Western Slope Skies - Mira, the "Wonderful" Star
In early August 1596, astronomer David Fabricius observed a star in constellation Cetus, the sea monster, carefully noting the star’s position and brightness. Eighteen days later he noticed that the star had more than doubled in brightness.
But by the following October, the star had faded from view. Then, in February 1609, Fabricius spotted the star again. By 1638, Johannes Holwarda had figured out that this mysterious star repeatedly brightens and then fades in cycles that last 11 months. With the exception of novae, stars that appeared suddenly but faded and were never seen again, all stars were then believed to be fixed in brightness and position. So how could one of these so-called "fixed" stars brighten and fade repeatedly?

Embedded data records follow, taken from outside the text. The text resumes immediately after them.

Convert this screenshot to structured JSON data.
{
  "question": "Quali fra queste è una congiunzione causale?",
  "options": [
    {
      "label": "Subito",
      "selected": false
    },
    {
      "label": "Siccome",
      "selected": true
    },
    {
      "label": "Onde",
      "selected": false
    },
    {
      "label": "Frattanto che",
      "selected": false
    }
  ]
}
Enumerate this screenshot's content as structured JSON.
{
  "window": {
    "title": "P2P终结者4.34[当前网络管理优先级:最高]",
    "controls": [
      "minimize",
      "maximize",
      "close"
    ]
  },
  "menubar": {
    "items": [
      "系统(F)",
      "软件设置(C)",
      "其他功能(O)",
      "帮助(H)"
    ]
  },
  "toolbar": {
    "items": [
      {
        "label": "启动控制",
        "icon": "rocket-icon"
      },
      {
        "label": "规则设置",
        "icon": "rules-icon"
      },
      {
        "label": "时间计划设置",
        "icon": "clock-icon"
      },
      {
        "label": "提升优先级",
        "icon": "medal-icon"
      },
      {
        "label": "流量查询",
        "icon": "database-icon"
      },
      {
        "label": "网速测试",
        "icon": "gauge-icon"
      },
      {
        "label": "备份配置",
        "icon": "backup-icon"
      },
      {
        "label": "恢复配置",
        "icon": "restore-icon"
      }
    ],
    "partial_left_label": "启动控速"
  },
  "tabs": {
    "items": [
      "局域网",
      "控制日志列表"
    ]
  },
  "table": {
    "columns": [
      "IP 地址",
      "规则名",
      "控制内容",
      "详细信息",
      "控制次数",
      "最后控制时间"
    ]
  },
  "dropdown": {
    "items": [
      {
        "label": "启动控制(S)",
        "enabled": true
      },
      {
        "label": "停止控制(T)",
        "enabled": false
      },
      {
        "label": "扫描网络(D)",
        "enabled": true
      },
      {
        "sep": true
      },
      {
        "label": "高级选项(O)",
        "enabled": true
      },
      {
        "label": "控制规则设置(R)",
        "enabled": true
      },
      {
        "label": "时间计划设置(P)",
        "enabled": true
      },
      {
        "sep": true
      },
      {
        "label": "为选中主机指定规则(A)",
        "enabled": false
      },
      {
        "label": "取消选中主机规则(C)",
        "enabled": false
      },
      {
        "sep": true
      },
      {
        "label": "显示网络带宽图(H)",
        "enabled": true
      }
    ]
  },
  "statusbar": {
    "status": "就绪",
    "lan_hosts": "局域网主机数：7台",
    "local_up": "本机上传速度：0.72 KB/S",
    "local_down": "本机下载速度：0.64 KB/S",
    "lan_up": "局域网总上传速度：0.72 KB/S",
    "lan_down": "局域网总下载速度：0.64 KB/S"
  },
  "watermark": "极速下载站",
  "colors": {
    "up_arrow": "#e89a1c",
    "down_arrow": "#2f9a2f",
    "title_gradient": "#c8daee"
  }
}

Today we know this star as Omicron Ceti, or Mira, the “wonderful one,” a Latin name given it by Johannes Hevelius. Usually Mira is too faint to see with the unaided eye. But its brightness in visible light may increase by a factor of 1700, sometimes making it for a few weeks the second or third brightest star in constellation Cetus.
Mira is a long-period, pulsating variable star, a type of red giant star that is nearing the end of its life. As Mira expands to more than 400 times the Sun’s radius, its surface temperature cools, and its brightness in visible light decreases markedly. As Mira contracts to only about 330 times the sun’s radius, its surface temperature warms, which dramatically increases its brightness at visible wavelengths.

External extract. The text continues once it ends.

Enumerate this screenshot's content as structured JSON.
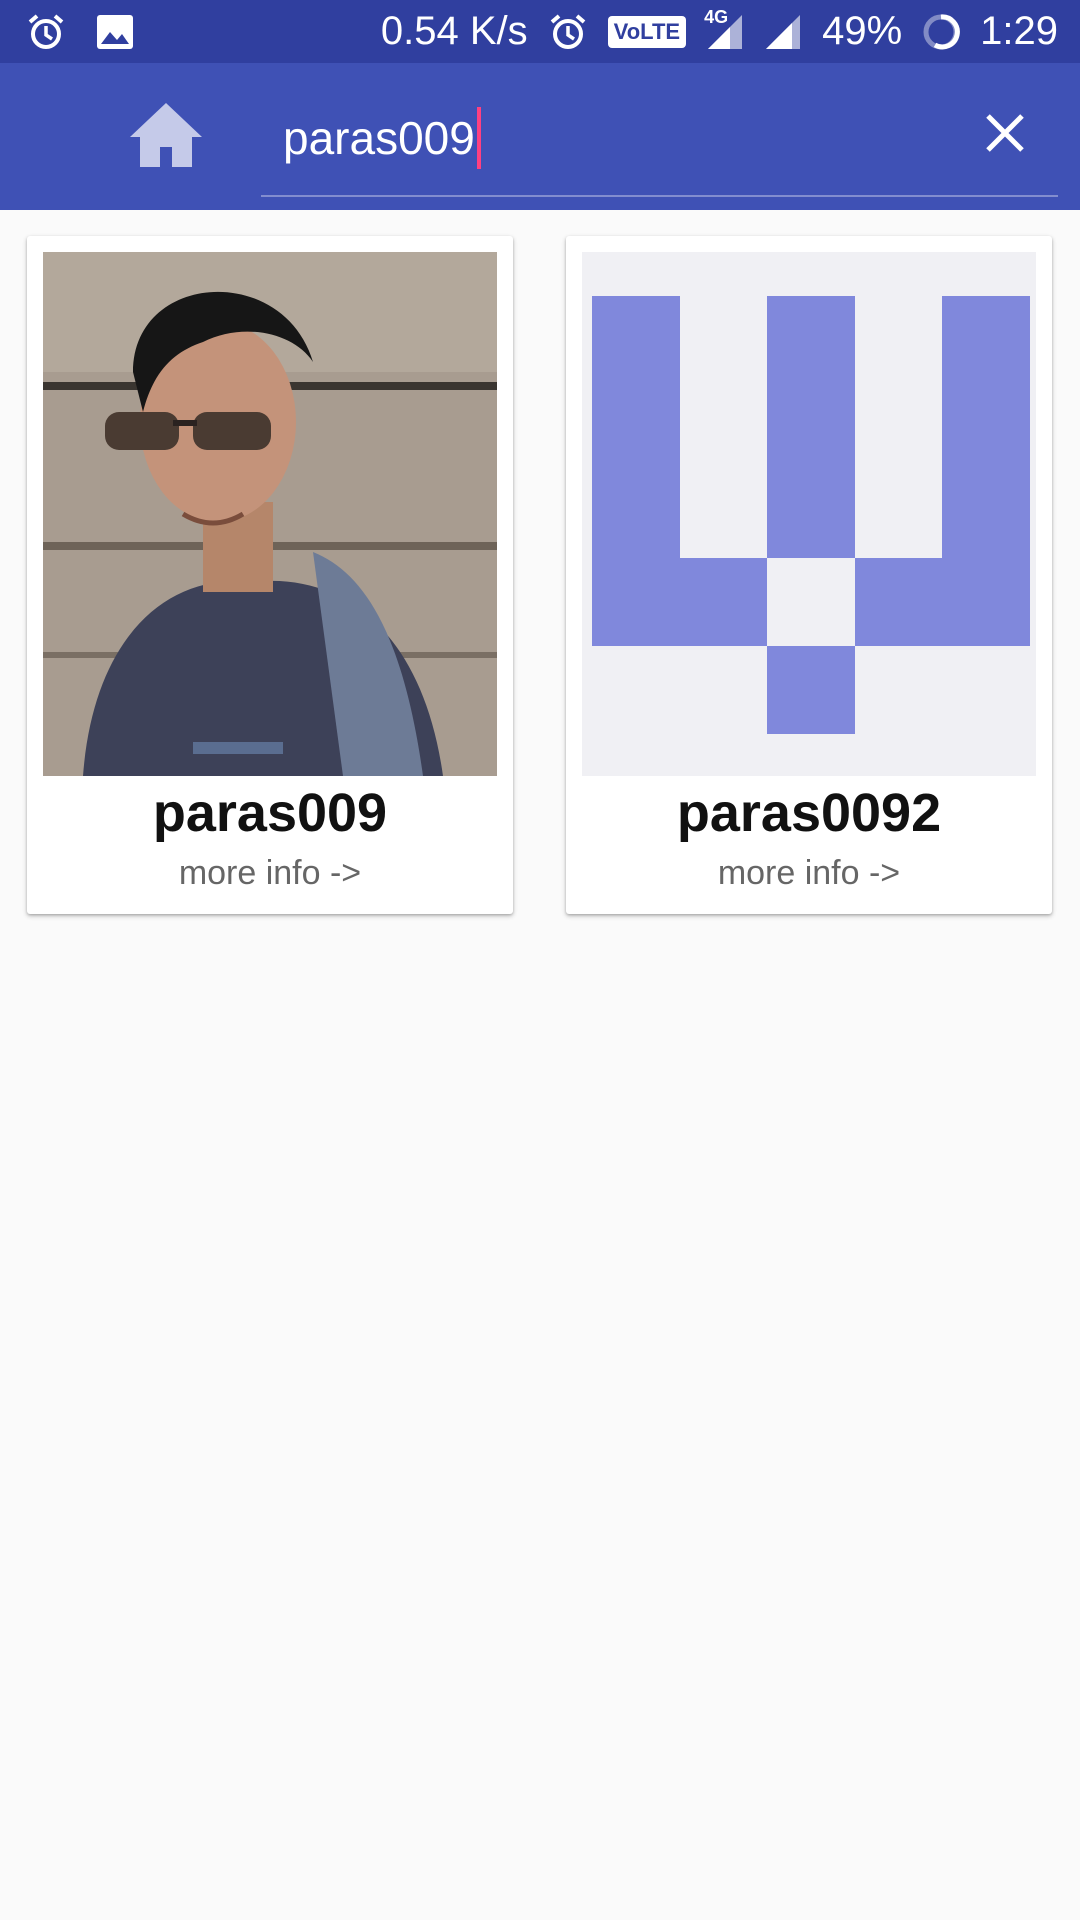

After our Sun has consumed the hydrogen fuel in its core in about 5 billion years, it too will become a red giant star. In its final stages, the Sun may pulsate and vary tremendously in brightness like Mira does now.
During its current cycle, maximum brightness of Mira is predicted for late November or December, and the “wonderful star” may remain visible to the unaided eye for a month or more. In coming weeks, challenge yourself by using a star chart or night sky app to locate and contemplate Mira and the possible fate of our own Sun.
Western Slope Skies is produced by the Black Canyon Astronomical Society. This episode was written and recorded by Art Trevena.